**Exercise brief**
Although the data below contains pictures, please reproduce only its words, exactly.

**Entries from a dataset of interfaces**
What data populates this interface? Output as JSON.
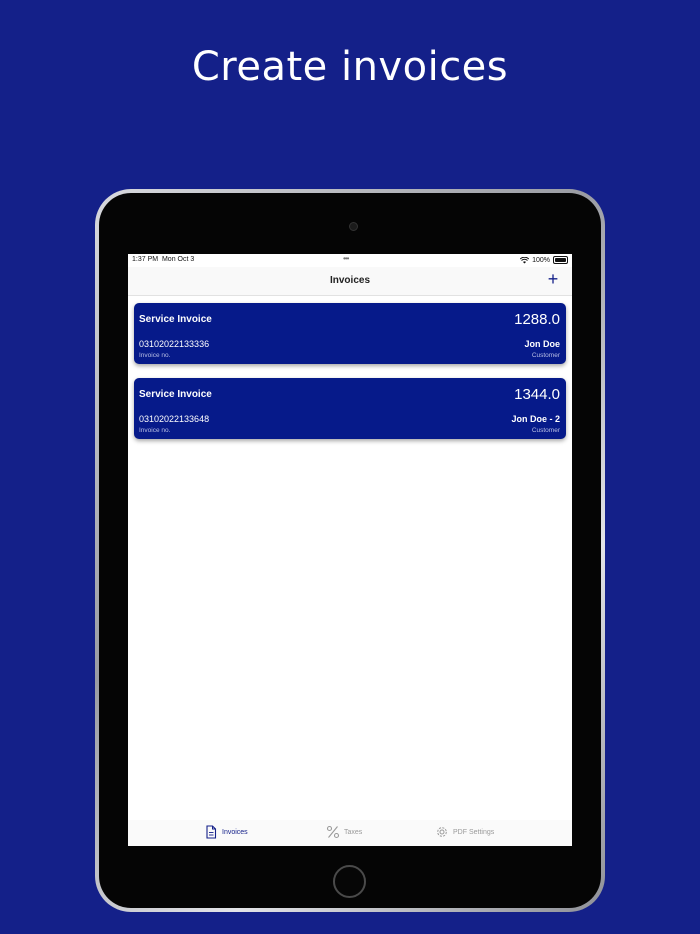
{
  "headline": "Create invoices",
  "status_bar": {
    "time": "1:37 PM",
    "date": "Mon Oct 3",
    "dots": "•••",
    "battery": "100%"
  },
  "nav": {
    "title": "Invoices",
    "add_label": "+"
  },
  "invoices": [
    {
      "title": "Service Invoice",
      "amount": "1288.0",
      "number": "03102022133336",
      "number_label": "Invoice no.",
      "customer": "Jon Doe",
      "customer_label": "Customer"
    },
    {
      "title": "Service Invoice",
      "amount": "1344.0",
      "number": "03102022133648",
      "number_label": "Invoice no.",
      "customer": "Jon Doe - 2",
      "customer_label": "Customer"
    }
  ],
  "tabs": [
    {
      "label": "Invoices",
      "icon": "document-icon",
      "active": true
    },
    {
      "label": "Taxes",
      "icon": "percent-icon",
      "active": false
    },
    {
      "label": "PDF Settings",
      "icon": "gear-icon",
      "active": false
    }
  ],
  "colors": {
    "background": "#142089",
    "card": "#061a8a",
    "accent": "#142089"
  }
}
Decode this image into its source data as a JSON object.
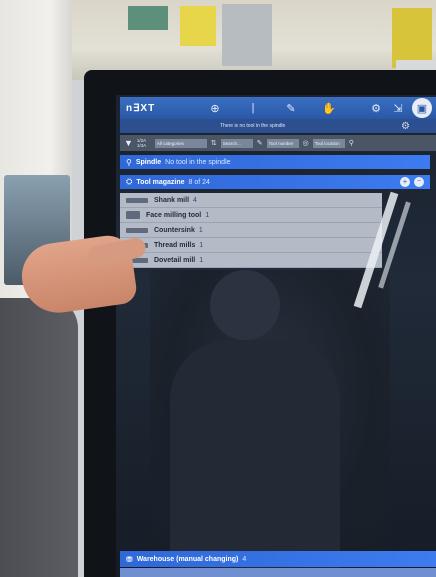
{
  "app": {
    "logo": "n∃XT"
  },
  "topbar": {
    "user_text": "",
    "icons": [
      "crosshair-icon",
      "line-icon",
      "edit-icon",
      "hand-icon",
      "tool-icon",
      "export-icon",
      "machine-icon"
    ]
  },
  "statusbar": {
    "message": "There is no tool in the spindle"
  },
  "filterbar": {
    "code_line1": "1/2A",
    "code_line2": "1/3A",
    "select_value": "All categories",
    "box1": "Search...",
    "box2": "Tool number",
    "box3": "Tool location"
  },
  "spindle": {
    "title": "Spindle",
    "subtitle": "No tool in the spindle"
  },
  "magazine": {
    "title": "Tool magazine",
    "count": "8 of 24"
  },
  "tools": [
    {
      "name": "Shank mill",
      "count": "4"
    },
    {
      "name": "Face milling tool",
      "count": "1"
    },
    {
      "name": "Countersink",
      "count": "1"
    },
    {
      "name": "Thread mills",
      "count": "1"
    },
    {
      "name": "Dovetail mill",
      "count": "1"
    }
  ],
  "warehouse": {
    "title": "Warehouse (manual changing)",
    "count": "4"
  },
  "colors": {
    "accent": "#2f68d8",
    "topbar": "#2a58a6"
  }
}
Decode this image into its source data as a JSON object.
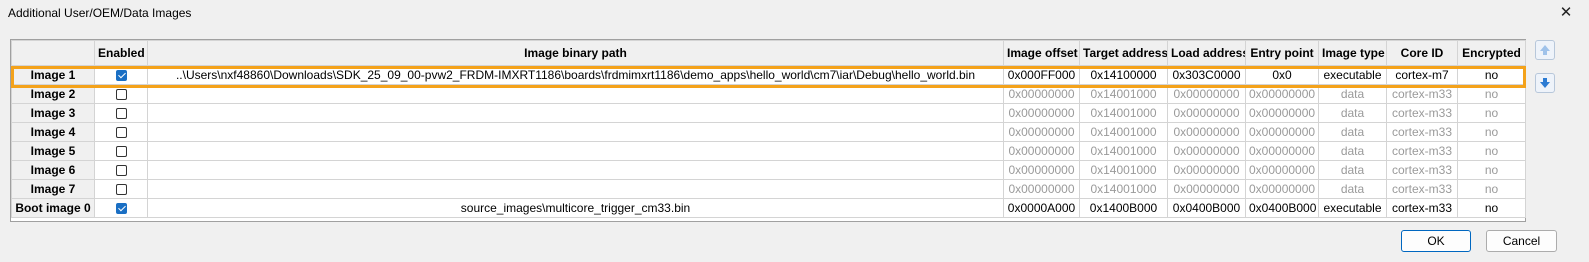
{
  "window": {
    "title": "Additional User/OEM/Data Images",
    "close_icon": "close-icon"
  },
  "columns": [
    "",
    "Enabled",
    "Image binary path",
    "Image offset",
    "Target address",
    "Load address",
    "Entry point",
    "Image type",
    "Core ID",
    "Encrypted"
  ],
  "rows": [
    {
      "name": "Image 1",
      "enabled": true,
      "path": "..\\Users\\nxf48860\\Downloads\\SDK_25_09_00-pvw2_FRDM-IMXRT1186\\boards\\frdmimxrt1186\\demo_apps\\hello_world\\cm7\\iar\\Debug\\hello_world.bin",
      "offset": "0x000FF000",
      "target": "0x14100000",
      "load": "0x303C0000",
      "entry": "0x0",
      "type": "executable",
      "core": "cortex-m7",
      "encrypted": "no"
    },
    {
      "name": "Image 2",
      "enabled": false,
      "path": "",
      "offset": "0x00000000",
      "target": "0x14001000",
      "load": "0x00000000",
      "entry": "0x00000000",
      "type": "data",
      "core": "cortex-m33",
      "encrypted": "no"
    },
    {
      "name": "Image 3",
      "enabled": false,
      "path": "",
      "offset": "0x00000000",
      "target": "0x14001000",
      "load": "0x00000000",
      "entry": "0x00000000",
      "type": "data",
      "core": "cortex-m33",
      "encrypted": "no"
    },
    {
      "name": "Image 4",
      "enabled": false,
      "path": "",
      "offset": "0x00000000",
      "target": "0x14001000",
      "load": "0x00000000",
      "entry": "0x00000000",
      "type": "data",
      "core": "cortex-m33",
      "encrypted": "no"
    },
    {
      "name": "Image 5",
      "enabled": false,
      "path": "",
      "offset": "0x00000000",
      "target": "0x14001000",
      "load": "0x00000000",
      "entry": "0x00000000",
      "type": "data",
      "core": "cortex-m33",
      "encrypted": "no"
    },
    {
      "name": "Image 6",
      "enabled": false,
      "path": "",
      "offset": "0x00000000",
      "target": "0x14001000",
      "load": "0x00000000",
      "entry": "0x00000000",
      "type": "data",
      "core": "cortex-m33",
      "encrypted": "no"
    },
    {
      "name": "Image 7",
      "enabled": false,
      "path": "",
      "offset": "0x00000000",
      "target": "0x14001000",
      "load": "0x00000000",
      "entry": "0x00000000",
      "type": "data",
      "core": "cortex-m33",
      "encrypted": "no"
    },
    {
      "name": "Boot image 0",
      "enabled": true,
      "path": "source_images\\multicore_trigger_cm33.bin",
      "offset": "0x0000A000",
      "target": "0x1400B000",
      "load": "0x0400B000",
      "entry": "0x0400B000",
      "type": "executable",
      "core": "cortex-m33",
      "encrypted": "no"
    }
  ],
  "side_buttons": {
    "up_icon": "arrow-up-icon",
    "down_icon": "arrow-down-icon"
  },
  "buttons": {
    "ok": "OK",
    "cancel": "Cancel"
  },
  "colors": {
    "highlight": "#f4a21a",
    "checkbox_checked": "#1a6fc4",
    "arrow": "#2b7bd3"
  }
}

**Solution to this problem**
What data populates this interface? Output as JSON.
{
  "headline": "Create invoices",
  "status_bar": {
    "time": "1:37 PM",
    "date": "Mon Oct 3",
    "dots": "•••",
    "battery": "100%"
  },
  "nav": {
    "title": "Invoices",
    "add_label": "+"
  },
  "invoices": [
    {
      "title": "Service Invoice",
      "amount": "1288.0",
      "number": "03102022133336",
      "number_label": "Invoice no.",
      "customer": "Jon Doe",
      "customer_label": "Customer"
    },
    {
      "title": "Service Invoice",
      "amount": "1344.0",
      "number": "03102022133648",
      "number_label": "Invoice no.",
      "customer": "Jon Doe - 2",
      "customer_label": "Customer"
    }
  ],
  "tabs": [
    {
      "label": "Invoices",
      "icon": "document-icon",
      "active": true
    },
    {
      "label": "Taxes",
      "icon": "percent-icon",
      "active": false
    },
    {
      "label": "PDF Settings",
      "icon": "gear-icon",
      "active": false
    }
  ],
  "colors": {
    "background": "#142089",
    "card": "#061a8a",
    "accent": "#142089"
  }
}
Decode this image into its source data as a JSON object.
{
  "app": {
    "logo": "n∃XT"
  },
  "topbar": {
    "user_text": "",
    "icons": [
      "crosshair-icon",
      "line-icon",
      "edit-icon",
      "hand-icon",
      "tool-icon",
      "export-icon",
      "machine-icon"
    ]
  },
  "statusbar": {
    "message": "There is no tool in the spindle"
  },
  "filterbar": {
    "code_line1": "1/2A",
    "code_line2": "1/3A",
    "select_value": "All categories",
    "box1": "Search...",
    "box2": "Tool number",
    "box3": "Tool location"
  },
  "spindle": {
    "title": "Spindle",
    "subtitle": "No tool in the spindle"
  },
  "magazine": {
    "title": "Tool magazine",
    "count": "8 of 24"
  },
  "tools": [
    {
      "name": "Shank mill",
      "count": "4"
    },
    {
      "name": "Face milling tool",
      "count": "1"
    },
    {
      "name": "Countersink",
      "count": "1"
    },
    {
      "name": "Thread mills",
      "count": "1"
    },
    {
      "name": "Dovetail mill",
      "count": "1"
    }
  ],
  "warehouse": {
    "title": "Warehouse (manual changing)",
    "count": "4"
  },
  "colors": {
    "accent": "#2f68d8",
    "topbar": "#2a58a6"
  }
}
Decode this image into its source data as a JSON object.
{
  "window": {
    "title": "Additional User/OEM/Data Images",
    "close_icon": "close-icon"
  },
  "columns": [
    "",
    "Enabled",
    "Image binary path",
    "Image offset",
    "Target address",
    "Load address",
    "Entry point",
    "Image type",
    "Core ID",
    "Encrypted"
  ],
  "rows": [
    {
      "name": "Image 1",
      "enabled": true,
      "path": "..\\Users\\nxf48860\\Downloads\\SDK_25_09_00-pvw2_FRDM-IMXRT1186\\boards\\frdmimxrt1186\\demo_apps\\hello_world\\cm7\\iar\\Debug\\hello_world.bin",
      "offset": "0x000FF000",
      "target": "0x14100000",
      "load": "0x303C0000",
      "entry": "0x0",
      "type": "executable",
      "core": "cortex-m7",
      "encrypted": "no"
    },
    {
      "name": "Image 2",
      "enabled": false,
      "path": "",
      "offset": "0x00000000",
      "target": "0x14001000",
      "load": "0x00000000",
      "entry": "0x00000000",
      "type": "data",
      "core": "cortex-m33",
      "encrypted": "no"
    },
    {
      "name": "Image 3",
      "enabled": false,
      "path": "",
      "offset": "0x00000000",
      "target": "0x14001000",
      "load": "0x00000000",
      "entry": "0x00000000",
      "type": "data",
      "core": "cortex-m33",
      "encrypted": "no"
    },
    {
      "name": "Image 4",
      "enabled": false,
      "path": "",
      "offset": "0x00000000",
      "target": "0x14001000",
      "load": "0x00000000",
      "entry": "0x00000000",
      "type": "data",
      "core": "cortex-m33",
      "encrypted": "no"
    },
    {
      "name": "Image 5",
      "enabled": false,
      "path": "",
      "offset": "0x00000000",
      "target": "0x14001000",
      "load": "0x00000000",
      "entry": "0x00000000",
      "type": "data",
      "core": "cortex-m33",
      "encrypted": "no"
    },
    {
      "name": "Image 6",
      "enabled": false,
      "path": "",
      "offset": "0x00000000",
      "target": "0x14001000",
      "load": "0x00000000",
      "entry": "0x00000000",
      "type": "data",
      "core": "cortex-m33",
      "encrypted": "no"
    },
    {
      "name": "Image 7",
      "enabled": false,
      "path": "",
      "offset": "0x00000000",
      "target": "0x14001000",
      "load": "0x00000000",
      "entry": "0x00000000",
      "type": "data",
      "core": "cortex-m33",
      "encrypted": "no"
    },
    {
      "name": "Boot image 0",
      "enabled": true,
      "path": "source_images\\multicore_trigger_cm33.bin",
      "offset": "0x0000A000",
      "target": "0x1400B000",
      "load": "0x0400B000",
      "entry": "0x0400B000",
      "type": "executable",
      "core": "cortex-m33",
      "encrypted": "no"
    }
  ],
  "side_buttons": {
    "up_icon": "arrow-up-icon",
    "down_icon": "arrow-down-icon"
  },
  "buttons": {
    "ok": "OK",
    "cancel": "Cancel"
  },
  "colors": {
    "highlight": "#f4a21a",
    "checkbox_checked": "#1a6fc4",
    "arrow": "#2b7bd3"
  }
}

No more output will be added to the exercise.